Extracted data entries -
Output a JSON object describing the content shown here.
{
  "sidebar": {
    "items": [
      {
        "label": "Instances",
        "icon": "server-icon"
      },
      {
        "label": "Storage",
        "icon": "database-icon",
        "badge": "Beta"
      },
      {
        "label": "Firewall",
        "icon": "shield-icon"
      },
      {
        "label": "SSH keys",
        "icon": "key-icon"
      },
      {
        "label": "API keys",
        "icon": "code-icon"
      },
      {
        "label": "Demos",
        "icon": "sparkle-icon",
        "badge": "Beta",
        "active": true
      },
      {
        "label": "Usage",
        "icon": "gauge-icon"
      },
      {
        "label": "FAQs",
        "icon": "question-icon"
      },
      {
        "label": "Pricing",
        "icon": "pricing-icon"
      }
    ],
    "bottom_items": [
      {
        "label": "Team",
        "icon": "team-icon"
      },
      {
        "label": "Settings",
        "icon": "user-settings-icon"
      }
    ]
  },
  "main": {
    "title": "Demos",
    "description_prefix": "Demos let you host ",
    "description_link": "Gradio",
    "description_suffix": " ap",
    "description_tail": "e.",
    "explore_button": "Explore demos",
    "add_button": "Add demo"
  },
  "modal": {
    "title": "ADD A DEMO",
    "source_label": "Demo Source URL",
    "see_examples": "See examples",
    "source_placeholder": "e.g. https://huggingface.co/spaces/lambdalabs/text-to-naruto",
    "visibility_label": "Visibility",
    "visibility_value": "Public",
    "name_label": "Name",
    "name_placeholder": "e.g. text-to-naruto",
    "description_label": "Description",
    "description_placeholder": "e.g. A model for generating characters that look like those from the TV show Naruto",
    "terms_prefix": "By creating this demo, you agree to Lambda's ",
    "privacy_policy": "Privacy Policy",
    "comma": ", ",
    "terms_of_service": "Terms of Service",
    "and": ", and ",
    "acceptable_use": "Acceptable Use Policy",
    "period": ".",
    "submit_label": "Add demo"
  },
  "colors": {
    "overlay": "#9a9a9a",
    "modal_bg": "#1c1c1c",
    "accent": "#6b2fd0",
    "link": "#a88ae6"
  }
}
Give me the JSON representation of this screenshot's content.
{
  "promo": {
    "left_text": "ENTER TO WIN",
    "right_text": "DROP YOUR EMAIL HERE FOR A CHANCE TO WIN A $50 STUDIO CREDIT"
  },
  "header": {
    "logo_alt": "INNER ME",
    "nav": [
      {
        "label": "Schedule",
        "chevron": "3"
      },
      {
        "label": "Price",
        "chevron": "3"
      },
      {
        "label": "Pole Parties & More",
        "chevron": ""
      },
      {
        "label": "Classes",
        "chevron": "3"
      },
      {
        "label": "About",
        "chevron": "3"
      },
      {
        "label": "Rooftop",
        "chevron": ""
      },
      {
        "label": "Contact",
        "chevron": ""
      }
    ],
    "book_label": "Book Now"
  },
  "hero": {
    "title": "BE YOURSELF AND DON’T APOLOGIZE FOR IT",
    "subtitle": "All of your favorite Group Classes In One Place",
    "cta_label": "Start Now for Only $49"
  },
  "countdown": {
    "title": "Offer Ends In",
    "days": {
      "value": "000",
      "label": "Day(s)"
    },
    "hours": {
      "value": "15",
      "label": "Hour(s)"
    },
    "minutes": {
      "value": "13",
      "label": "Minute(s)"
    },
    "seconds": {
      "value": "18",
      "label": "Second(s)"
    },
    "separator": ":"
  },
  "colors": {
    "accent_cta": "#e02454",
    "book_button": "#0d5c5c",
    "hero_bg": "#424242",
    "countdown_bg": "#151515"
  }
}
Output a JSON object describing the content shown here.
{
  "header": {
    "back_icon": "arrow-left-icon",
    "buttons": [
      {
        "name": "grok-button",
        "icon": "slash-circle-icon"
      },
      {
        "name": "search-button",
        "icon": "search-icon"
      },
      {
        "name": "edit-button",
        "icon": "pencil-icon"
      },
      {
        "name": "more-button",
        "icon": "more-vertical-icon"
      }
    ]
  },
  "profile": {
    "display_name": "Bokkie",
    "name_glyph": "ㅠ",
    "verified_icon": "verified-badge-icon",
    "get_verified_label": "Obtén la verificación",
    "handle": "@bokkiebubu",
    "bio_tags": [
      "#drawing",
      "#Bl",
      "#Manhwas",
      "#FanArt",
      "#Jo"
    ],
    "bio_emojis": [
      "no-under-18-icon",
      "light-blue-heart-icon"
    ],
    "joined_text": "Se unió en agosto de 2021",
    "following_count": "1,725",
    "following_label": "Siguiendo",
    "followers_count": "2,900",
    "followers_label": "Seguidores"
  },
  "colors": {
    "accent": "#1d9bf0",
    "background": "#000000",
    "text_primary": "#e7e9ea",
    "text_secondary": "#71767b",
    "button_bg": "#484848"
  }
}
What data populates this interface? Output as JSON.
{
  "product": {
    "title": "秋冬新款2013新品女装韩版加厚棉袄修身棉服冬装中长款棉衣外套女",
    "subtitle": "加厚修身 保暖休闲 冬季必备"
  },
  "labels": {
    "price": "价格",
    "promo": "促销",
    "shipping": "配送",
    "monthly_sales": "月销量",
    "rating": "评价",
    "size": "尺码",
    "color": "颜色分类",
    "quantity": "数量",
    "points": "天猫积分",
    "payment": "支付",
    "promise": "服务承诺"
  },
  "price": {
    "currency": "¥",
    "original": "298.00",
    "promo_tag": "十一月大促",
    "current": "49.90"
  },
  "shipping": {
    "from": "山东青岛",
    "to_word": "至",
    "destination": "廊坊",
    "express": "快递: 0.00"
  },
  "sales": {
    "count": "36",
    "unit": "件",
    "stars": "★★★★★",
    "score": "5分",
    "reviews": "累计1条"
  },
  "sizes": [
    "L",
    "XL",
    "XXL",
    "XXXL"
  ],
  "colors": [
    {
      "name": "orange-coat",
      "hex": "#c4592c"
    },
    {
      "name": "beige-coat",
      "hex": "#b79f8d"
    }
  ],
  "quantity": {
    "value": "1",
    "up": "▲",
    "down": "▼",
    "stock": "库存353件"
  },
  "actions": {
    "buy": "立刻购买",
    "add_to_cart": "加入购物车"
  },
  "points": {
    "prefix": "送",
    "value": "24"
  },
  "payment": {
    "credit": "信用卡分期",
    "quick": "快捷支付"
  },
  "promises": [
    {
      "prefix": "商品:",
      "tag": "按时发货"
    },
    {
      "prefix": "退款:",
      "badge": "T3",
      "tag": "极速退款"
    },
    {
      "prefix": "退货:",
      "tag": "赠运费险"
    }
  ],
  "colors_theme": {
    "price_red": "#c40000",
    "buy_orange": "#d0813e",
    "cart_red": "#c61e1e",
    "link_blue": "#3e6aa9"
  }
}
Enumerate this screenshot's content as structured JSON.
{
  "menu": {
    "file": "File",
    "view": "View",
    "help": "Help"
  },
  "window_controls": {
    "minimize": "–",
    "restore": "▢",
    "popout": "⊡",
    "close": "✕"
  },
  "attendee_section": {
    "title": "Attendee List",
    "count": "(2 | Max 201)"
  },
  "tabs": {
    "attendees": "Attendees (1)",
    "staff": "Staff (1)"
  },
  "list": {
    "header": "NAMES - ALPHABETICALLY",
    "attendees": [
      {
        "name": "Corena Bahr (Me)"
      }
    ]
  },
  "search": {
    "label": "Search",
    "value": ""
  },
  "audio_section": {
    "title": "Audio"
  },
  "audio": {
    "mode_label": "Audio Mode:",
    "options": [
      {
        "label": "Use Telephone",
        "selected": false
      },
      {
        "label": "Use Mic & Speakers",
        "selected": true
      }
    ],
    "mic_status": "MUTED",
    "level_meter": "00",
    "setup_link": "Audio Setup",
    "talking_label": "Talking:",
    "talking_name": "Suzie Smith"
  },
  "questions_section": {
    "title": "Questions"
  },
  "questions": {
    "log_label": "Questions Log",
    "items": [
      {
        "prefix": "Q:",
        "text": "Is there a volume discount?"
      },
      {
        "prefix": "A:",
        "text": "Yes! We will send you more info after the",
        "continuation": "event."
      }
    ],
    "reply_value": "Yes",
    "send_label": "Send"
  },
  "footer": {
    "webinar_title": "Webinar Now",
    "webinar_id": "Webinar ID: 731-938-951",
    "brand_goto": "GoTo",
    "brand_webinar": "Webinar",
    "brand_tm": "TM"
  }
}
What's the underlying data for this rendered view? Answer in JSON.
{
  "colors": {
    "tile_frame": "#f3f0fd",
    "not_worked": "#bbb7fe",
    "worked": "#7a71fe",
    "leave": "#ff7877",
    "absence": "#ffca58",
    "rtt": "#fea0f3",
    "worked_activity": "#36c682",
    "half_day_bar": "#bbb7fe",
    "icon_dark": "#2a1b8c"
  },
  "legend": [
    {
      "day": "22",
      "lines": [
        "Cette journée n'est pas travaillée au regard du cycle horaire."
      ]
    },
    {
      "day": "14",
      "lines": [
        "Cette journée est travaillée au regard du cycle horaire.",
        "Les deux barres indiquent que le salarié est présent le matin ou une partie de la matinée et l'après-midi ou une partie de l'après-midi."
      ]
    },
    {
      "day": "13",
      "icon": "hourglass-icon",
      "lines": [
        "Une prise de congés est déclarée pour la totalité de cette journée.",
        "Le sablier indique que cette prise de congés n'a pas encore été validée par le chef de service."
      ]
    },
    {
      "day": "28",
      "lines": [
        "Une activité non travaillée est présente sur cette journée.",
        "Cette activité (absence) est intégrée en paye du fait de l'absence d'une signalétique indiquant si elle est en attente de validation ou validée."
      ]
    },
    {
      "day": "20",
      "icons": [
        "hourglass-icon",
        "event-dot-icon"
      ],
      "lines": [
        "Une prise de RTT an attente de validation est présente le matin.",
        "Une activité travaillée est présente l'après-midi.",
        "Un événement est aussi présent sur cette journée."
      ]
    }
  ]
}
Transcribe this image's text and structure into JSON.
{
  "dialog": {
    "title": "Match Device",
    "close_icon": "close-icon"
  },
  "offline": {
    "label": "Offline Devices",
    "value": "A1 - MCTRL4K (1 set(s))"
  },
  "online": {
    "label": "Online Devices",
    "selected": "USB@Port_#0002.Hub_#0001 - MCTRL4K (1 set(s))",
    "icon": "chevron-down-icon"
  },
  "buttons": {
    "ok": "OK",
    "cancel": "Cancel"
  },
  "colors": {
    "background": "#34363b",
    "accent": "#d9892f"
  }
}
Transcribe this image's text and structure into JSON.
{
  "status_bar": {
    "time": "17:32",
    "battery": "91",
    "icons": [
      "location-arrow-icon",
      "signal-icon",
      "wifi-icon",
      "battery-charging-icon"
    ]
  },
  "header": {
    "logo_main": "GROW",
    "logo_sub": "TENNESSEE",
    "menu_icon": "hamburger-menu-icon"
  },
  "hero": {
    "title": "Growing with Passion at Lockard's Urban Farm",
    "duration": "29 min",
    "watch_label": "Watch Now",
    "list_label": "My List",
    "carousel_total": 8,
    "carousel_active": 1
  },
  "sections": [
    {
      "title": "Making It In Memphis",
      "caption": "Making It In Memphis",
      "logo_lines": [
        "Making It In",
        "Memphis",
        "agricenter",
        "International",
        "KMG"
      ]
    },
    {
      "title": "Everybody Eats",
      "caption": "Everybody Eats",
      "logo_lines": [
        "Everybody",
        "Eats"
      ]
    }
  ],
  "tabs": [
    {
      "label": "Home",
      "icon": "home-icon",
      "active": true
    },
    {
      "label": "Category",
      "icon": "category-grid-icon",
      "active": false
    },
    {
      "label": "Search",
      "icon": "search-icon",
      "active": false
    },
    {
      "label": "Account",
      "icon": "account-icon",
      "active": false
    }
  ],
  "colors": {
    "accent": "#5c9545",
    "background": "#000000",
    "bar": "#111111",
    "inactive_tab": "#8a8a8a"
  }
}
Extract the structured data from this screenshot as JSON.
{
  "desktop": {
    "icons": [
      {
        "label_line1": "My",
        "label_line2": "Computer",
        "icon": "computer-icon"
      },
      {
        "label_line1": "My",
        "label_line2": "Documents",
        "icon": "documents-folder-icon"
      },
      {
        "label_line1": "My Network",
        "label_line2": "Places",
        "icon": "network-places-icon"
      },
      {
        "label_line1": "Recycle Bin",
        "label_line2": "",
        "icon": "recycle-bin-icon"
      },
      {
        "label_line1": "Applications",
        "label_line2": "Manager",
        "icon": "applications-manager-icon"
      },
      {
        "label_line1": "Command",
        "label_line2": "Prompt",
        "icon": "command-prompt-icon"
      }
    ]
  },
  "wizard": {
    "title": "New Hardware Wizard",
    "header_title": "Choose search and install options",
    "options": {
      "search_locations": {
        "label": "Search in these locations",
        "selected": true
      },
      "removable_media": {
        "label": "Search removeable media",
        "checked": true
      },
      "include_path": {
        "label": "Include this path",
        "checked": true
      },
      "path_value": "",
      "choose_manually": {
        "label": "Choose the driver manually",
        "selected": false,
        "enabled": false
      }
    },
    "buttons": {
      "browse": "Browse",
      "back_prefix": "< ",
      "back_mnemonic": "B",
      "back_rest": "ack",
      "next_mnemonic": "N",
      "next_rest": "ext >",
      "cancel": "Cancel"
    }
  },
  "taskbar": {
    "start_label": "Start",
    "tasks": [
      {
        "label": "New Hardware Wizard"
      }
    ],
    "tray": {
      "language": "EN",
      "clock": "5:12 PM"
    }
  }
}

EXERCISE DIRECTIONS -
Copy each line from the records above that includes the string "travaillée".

RESULT -
        "Cette journée n'est pas travaillée au regard du cycle horaire."
        "Cette journée est travaillée au regard du cycle horaire.",
        "Une activité non travaillée est présente sur cette journée.",
        "Une activité travaillée est présente l'après-midi.",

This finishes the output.